Long before it became a package-holiday destination, or the darling of the low-cost weekend-break generation, the island of Mallorca was known as a favourite summer getaway for royalty, as well as a splendid refuge for artists, writers and musicians in search of inspiration. Golden and turquoise coastlines, magnificent mountain views and rolling hills dotted with vineyards, almond, olive and citrus groves. Away from the glamour of the beaches, the rural backwaters are full of orange trees and donkeys, small villages and traditional ways of life, folk traditions and religious feast days, bonfires and dancing demons, all under clear Mediterranean skies…Read More
Let’s start with a pronunciation lesson: it’s Kyiv (rhymes with peeve), not Kee-eff. Got it? At least that’s what your modern internationalist in the know says. Problem is, not many people are in the know when it comes to Ukraine. From the media we might glean snippets about wars, orange-coloured revolutions, and political turmoil, not to mention the infamy of Chernobyl. And yes, there’s a territorial war with Russia going on as we speak in the East of the country. But that’s a long way from Kyiv, a vibrant city with a great deal to offer, and where everyone’s in a hurry, whether in bright summer sunshine or crunching over a thick layer of snow.Read More

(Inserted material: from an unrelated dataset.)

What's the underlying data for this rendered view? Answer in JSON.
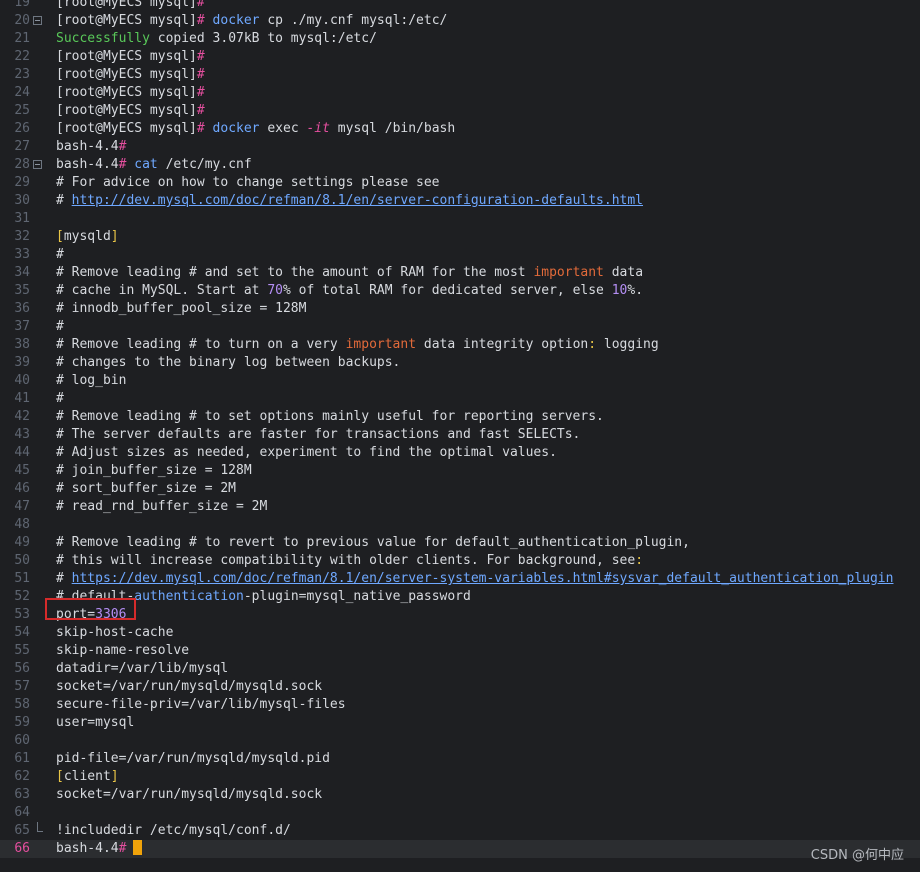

The air is heady with incense. Wherever you look there are colourful offerings – in the middle of a busy street, on the pavement, in little shrines in front of houses, in paddy fields, on the beach and of course at the feet of statues. Dressed in traditional lace tops, multi-coloured sashes and sarongs, women bear these offerings on trays – sometimes even riding a motorbike at the same time. Amid these timeless scenes, the sound of Hindu chanting alternates with the Muslim call to prayer floating in the air.Read More
Not many translators wake up every morning to the sound of cockatoos. Or find possums in their back yard. Or set out for a picnic, only to be joined by kangaroos, wombats or spiny anteaters. And don’t forget those sturdy shoes when out hiking in snake season. But then again, not many translators live in Canberra in Australia.
These days, the most oft-cited example of an isolated country ploughing its own furrow, cut off from the rest of the world, is North Korea, but there were long decades in the aftermath of World War II when Albania was a strong contender for the title…
It was a humble beginning. One of eleven children, nine of whom are still alive, Thomas Chahweta grew up in a rural village in Zimbabwe. As in many countries in the South, children were seen by the previous generation as an investment. His parents were subsistence farmers and he and his siblings worked hard in the fields growing crops, selling the excess harvest to pay for school fees.
In March 2020, perhaps inspired by the fact that travel was fast becoming a thing of the past amid a global lockdown, I came up with the idea of a series of Translation Postcards for ProZ.com, featuring colleagues from all around the world — a chance to share an insight into their localities, lives, professional ups and downs, and even habits and diets.
When you’ve spent many years of your life in two world cities: London and Istanbul, then a move to Devon certainly represents a change. But on those occasions when you miss the brightly lit skyscapes, the cosmopolitan hubbub and the busy shops and cafés, the bucolic countryside, spectacular coastlines and quaint streets of Devonian market towns and villages offer plenty of consolation.Read More